[Opening Information section]

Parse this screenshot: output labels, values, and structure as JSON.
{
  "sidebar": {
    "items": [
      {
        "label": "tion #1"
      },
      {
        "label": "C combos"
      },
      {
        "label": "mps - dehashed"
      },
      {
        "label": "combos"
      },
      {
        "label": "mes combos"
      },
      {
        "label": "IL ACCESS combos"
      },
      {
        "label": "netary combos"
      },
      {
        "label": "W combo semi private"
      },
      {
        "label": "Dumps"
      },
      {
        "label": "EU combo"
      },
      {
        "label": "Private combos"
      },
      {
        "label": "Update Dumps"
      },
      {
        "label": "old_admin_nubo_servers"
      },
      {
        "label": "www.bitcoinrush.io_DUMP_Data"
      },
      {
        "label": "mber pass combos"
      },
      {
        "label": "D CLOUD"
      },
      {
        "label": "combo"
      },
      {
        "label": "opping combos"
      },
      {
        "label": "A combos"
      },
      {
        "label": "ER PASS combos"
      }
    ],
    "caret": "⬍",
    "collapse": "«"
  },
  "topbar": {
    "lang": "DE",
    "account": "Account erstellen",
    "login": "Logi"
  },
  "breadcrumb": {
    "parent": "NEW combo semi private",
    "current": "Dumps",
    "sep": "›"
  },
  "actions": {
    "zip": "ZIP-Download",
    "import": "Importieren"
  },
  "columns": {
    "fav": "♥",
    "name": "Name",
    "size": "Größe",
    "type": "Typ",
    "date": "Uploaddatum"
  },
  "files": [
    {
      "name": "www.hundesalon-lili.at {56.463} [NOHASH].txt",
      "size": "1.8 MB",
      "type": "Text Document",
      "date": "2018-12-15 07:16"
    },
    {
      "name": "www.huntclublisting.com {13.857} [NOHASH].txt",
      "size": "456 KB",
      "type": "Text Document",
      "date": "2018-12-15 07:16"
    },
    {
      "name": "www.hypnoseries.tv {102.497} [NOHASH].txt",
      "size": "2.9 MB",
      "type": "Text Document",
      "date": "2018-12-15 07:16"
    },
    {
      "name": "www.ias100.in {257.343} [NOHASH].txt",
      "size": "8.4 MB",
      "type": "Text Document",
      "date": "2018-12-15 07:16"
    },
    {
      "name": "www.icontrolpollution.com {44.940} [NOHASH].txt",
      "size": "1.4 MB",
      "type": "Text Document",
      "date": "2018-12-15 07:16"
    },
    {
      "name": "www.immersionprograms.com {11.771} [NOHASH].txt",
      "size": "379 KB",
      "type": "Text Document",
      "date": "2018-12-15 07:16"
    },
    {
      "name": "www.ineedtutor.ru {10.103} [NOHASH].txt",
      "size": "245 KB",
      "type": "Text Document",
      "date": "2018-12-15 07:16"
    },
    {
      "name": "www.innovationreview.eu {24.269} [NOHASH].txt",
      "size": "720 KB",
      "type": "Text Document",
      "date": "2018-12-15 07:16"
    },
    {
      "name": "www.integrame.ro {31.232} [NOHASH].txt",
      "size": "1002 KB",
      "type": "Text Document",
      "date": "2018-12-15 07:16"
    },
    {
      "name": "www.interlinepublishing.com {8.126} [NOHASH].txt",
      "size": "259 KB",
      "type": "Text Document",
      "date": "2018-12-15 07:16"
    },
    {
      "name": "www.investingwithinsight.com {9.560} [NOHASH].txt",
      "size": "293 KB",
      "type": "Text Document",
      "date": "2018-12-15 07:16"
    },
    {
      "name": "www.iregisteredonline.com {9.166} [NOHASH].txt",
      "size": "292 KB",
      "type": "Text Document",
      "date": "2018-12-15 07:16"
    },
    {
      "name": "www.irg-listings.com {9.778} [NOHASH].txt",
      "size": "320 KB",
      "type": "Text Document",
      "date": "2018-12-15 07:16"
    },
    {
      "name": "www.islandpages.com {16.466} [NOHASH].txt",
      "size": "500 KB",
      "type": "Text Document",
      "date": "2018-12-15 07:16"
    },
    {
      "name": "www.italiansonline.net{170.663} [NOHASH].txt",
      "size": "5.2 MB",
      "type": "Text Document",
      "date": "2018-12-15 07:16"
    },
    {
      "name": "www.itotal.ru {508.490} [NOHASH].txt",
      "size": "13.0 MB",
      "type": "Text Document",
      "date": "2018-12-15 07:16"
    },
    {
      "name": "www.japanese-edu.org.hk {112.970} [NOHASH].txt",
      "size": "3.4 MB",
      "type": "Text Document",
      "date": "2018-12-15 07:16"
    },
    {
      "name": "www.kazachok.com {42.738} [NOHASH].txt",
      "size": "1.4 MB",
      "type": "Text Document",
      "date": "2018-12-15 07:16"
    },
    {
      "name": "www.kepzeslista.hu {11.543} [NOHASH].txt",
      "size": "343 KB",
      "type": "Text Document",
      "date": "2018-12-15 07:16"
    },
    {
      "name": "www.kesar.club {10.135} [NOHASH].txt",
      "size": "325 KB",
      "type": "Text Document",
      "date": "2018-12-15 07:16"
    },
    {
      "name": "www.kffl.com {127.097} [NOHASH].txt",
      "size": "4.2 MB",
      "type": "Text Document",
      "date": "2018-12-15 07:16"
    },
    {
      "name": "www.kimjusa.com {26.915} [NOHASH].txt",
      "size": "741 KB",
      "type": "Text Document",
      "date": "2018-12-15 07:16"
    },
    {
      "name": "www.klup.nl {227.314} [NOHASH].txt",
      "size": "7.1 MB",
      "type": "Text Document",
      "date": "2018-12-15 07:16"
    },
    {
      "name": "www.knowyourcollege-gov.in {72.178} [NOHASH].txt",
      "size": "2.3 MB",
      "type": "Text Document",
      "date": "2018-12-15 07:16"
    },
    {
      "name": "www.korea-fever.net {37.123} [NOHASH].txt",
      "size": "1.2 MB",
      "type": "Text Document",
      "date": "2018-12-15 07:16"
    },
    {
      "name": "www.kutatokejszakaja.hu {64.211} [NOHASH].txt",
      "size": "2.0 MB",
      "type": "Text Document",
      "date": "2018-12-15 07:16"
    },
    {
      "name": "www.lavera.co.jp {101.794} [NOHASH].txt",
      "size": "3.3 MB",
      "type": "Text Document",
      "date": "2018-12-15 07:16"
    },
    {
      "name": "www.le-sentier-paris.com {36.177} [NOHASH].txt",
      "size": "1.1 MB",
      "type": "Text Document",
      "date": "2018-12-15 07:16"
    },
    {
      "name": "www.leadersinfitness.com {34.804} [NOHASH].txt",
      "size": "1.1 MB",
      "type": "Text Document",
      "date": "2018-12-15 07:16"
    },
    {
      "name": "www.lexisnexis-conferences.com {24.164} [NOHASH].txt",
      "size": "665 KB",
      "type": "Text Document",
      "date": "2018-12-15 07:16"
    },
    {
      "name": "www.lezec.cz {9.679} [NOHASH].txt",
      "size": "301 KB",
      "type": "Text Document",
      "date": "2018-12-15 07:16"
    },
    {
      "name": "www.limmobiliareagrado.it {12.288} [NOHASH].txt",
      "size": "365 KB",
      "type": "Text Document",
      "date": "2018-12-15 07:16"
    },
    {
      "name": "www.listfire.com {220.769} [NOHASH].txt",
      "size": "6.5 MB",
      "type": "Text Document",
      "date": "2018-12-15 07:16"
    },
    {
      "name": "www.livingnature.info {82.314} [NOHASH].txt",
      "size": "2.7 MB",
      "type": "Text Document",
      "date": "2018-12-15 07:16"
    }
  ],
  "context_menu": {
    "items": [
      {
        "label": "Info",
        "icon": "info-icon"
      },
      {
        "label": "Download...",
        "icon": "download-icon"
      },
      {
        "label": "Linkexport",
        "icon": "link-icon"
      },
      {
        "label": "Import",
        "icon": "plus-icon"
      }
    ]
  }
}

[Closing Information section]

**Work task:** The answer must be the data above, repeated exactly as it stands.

**Answer box:**
Parse this screenshot: output labels, values, and structure as JSON.
{
  "sidebar": {
    "items": [
      {
        "label": "tion #1"
      },
      {
        "label": "C combos"
      },
      {
        "label": "mps - dehashed"
      },
      {
        "label": "combos"
      },
      {
        "label": "mes combos"
      },
      {
        "label": "IL ACCESS combos"
      },
      {
        "label": "netary combos"
      },
      {
        "label": "W combo semi private"
      },
      {
        "label": "Dumps"
      },
      {
        "label": "EU combo"
      },
      {
        "label": "Private combos"
      },
      {
        "label": "Update Dumps"
      },
      {
        "label": "old_admin_nubo_servers"
      },
      {
        "label": "www.bitcoinrush.io_DUMP_Data"
      },
      {
        "label": "mber pass combos"
      },
      {
        "label": "D CLOUD"
      },
      {
        "label": "combo"
      },
      {
        "label": "opping combos"
      },
      {
        "label": "A combos"
      },
      {
        "label": "ER PASS combos"
      }
    ],
    "caret": "⬍",
    "collapse": "«"
  },
  "topbar": {
    "lang": "DE",
    "account": "Account erstellen",
    "login": "Logi"
  },
  "breadcrumb": {
    "parent": "NEW combo semi private",
    "current": "Dumps",
    "sep": "›"
  },
  "actions": {
    "zip": "ZIP-Download",
    "import": "Importieren"
  },
  "columns": {
    "fav": "♥",
    "name": "Name",
    "size": "Größe",
    "type": "Typ",
    "date": "Uploaddatum"
  },
  "files": [
    {
      "name": "www.hundesalon-lili.at {56.463} [NOHASH].txt",
      "size": "1.8 MB",
      "type": "Text Document",
      "date": "2018-12-15 07:16"
    },
    {
      "name": "www.huntclublisting.com {13.857} [NOHASH].txt",
      "size": "456 KB",
      "type": "Text Document",
      "date": "2018-12-15 07:16"
    },
    {
      "name": "www.hypnoseries.tv {102.497} [NOHASH].txt",
      "size": "2.9 MB",
      "type": "Text Document",
      "date": "2018-12-15 07:16"
    },
    {
      "name": "www.ias100.in {257.343} [NOHASH].txt",
      "size": "8.4 MB",
      "type": "Text Document",
      "date": "2018-12-15 07:16"
    },
    {
      "name": "www.icontrolpollution.com {44.940} [NOHASH].txt",
      "size": "1.4 MB",
      "type": "Text Document",
      "date": "2018-12-15 07:16"
    },
    {
      "name": "www.immersionprograms.com {11.771} [NOHASH].txt",
      "size": "379 KB",
      "type": "Text Document",
      "date": "2018-12-15 07:16"
    },
    {
      "name": "www.ineedtutor.ru {10.103} [NOHASH].txt",
      "size": "245 KB",
      "type": "Text Document",
      "date": "2018-12-15 07:16"
    },
    {
      "name": "www.innovationreview.eu {24.269} [NOHASH].txt",
      "size": "720 KB",
      "type": "Text Document",
      "date": "2018-12-15 07:16"
    },
    {
      "name": "www.integrame.ro {31.232} [NOHASH].txt",
      "size": "1002 KB",
      "type": "Text Document",
      "date": "2018-12-15 07:16"
    },
    {
      "name": "www.interlinepublishing.com {8.126} [NOHASH].txt",
      "size": "259 KB",
      "type": "Text Document",
      "date": "2018-12-15 07:16"
    },
    {
      "name": "www.investingwithinsight.com {9.560} [NOHASH].txt",
      "size": "293 KB",
      "type": "Text Document",
      "date": "2018-12-15 07:16"
    },
    {
      "name": "www.iregisteredonline.com {9.166} [NOHASH].txt",
      "size": "292 KB",
      "type": "Text Document",
      "date": "2018-12-15 07:16"
    },
    {
      "name": "www.irg-listings.com {9.778} [NOHASH].txt",
      "size": "320 KB",
      "type": "Text Document",
      "date": "2018-12-15 07:16"
    },
    {
      "name": "www.islandpages.com {16.466} [NOHASH].txt",
      "size": "500 KB",
      "type": "Text Document",
      "date": "2018-12-15 07:16"
    },
    {
      "name": "www.italiansonline.net{170.663} [NOHASH].txt",
      "size": "5.2 MB",
      "type": "Text Document",
      "date": "2018-12-15 07:16"
    },
    {
      "name": "www.itotal.ru {508.490} [NOHASH].txt",
      "size": "13.0 MB",
      "type": "Text Document",
      "date": "2018-12-15 07:16"
    },
    {
      "name": "www.japanese-edu.org.hk {112.970} [NOHASH].txt",
      "size": "3.4 MB",
      "type": "Text Document",
      "date": "2018-12-15 07:16"
    },
    {
      "name": "www.kazachok.com {42.738} [NOHASH].txt",
      "size": "1.4 MB",
      "type": "Text Document",
      "date": "2018-12-15 07:16"
    },
    {
      "name": "www.kepzeslista.hu {11.543} [NOHASH].txt",
      "size": "343 KB",
      "type": "Text Document",
      "date": "2018-12-15 07:16"
    },
    {
      "name": "www.kesar.club {10.135} [NOHASH].txt",
      "size": "325 KB",
      "type": "Text Document",
      "date": "2018-12-15 07:16"
    },
    {
      "name": "www.kffl.com {127.097} [NOHASH].txt",
      "size": "4.2 MB",
      "type": "Text Document",
      "date": "2018-12-15 07:16"
    },
    {
      "name": "www.kimjusa.com {26.915} [NOHASH].txt",
      "size": "741 KB",
      "type": "Text Document",
      "date": "2018-12-15 07:16"
    },
    {
      "name": "www.klup.nl {227.314} [NOHASH].txt",
      "size": "7.1 MB",
      "type": "Text Document",
      "date": "2018-12-15 07:16"
    },
    {
      "name": "www.knowyourcollege-gov.in {72.178} [NOHASH].txt",
      "size": "2.3 MB",
      "type": "Text Document",
      "date": "2018-12-15 07:16"
    },
    {
      "name": "www.korea-fever.net {37.123} [NOHASH].txt",
      "size": "1.2 MB",
      "type": "Text Document",
      "date": "2018-12-15 07:16"
    },
    {
      "name": "www.kutatokejszakaja.hu {64.211} [NOHASH].txt",
      "size": "2.0 MB",
      "type": "Text Document",
      "date": "2018-12-15 07:16"
    },
    {
      "name": "www.lavera.co.jp {101.794} [NOHASH].txt",
      "size": "3.3 MB",
      "type": "Text Document",
      "date": "2018-12-15 07:16"
    },
    {
      "name": "www.le-sentier-paris.com {36.177} [NOHASH].txt",
      "size": "1.1 MB",
      "type": "Text Document",
      "date": "2018-12-15 07:16"
    },
    {
      "name": "www.leadersinfitness.com {34.804} [NOHASH].txt",
      "size": "1.1 MB",
      "type": "Text Document",
      "date": "2018-12-15 07:16"
    },
    {
      "name": "www.lexisnexis-conferences.com {24.164} [NOHASH].txt",
      "size": "665 KB",
      "type": "Text Document",
      "date": "2018-12-15 07:16"
    },
    {
      "name": "www.lezec.cz {9.679} [NOHASH].txt",
      "size": "301 KB",
      "type": "Text Document",
      "date": "2018-12-15 07:16"
    },
    {
      "name": "www.limmobiliareagrado.it {12.288} [NOHASH].txt",
      "size": "365 KB",
      "type": "Text Document",
      "date": "2018-12-15 07:16"
    },
    {
      "name": "www.listfire.com {220.769} [NOHASH].txt",
      "size": "6.5 MB",
      "type": "Text Document",
      "date": "2018-12-15 07:16"
    },
    {
      "name": "www.livingnature.info {82.314} [NOHASH].txt",
      "size": "2.7 MB",
      "type": "Text Document",
      "date": "2018-12-15 07:16"
    }
  ],
  "context_menu": {
    "items": [
      {
        "label": "Info",
        "icon": "info-icon"
      },
      {
        "label": "Download...",
        "icon": "download-icon"
      },
      {
        "label": "Linkexport",
        "icon": "link-icon"
      },
      {
        "label": "Import",
        "icon": "plus-icon"
      }
    ]
  }
}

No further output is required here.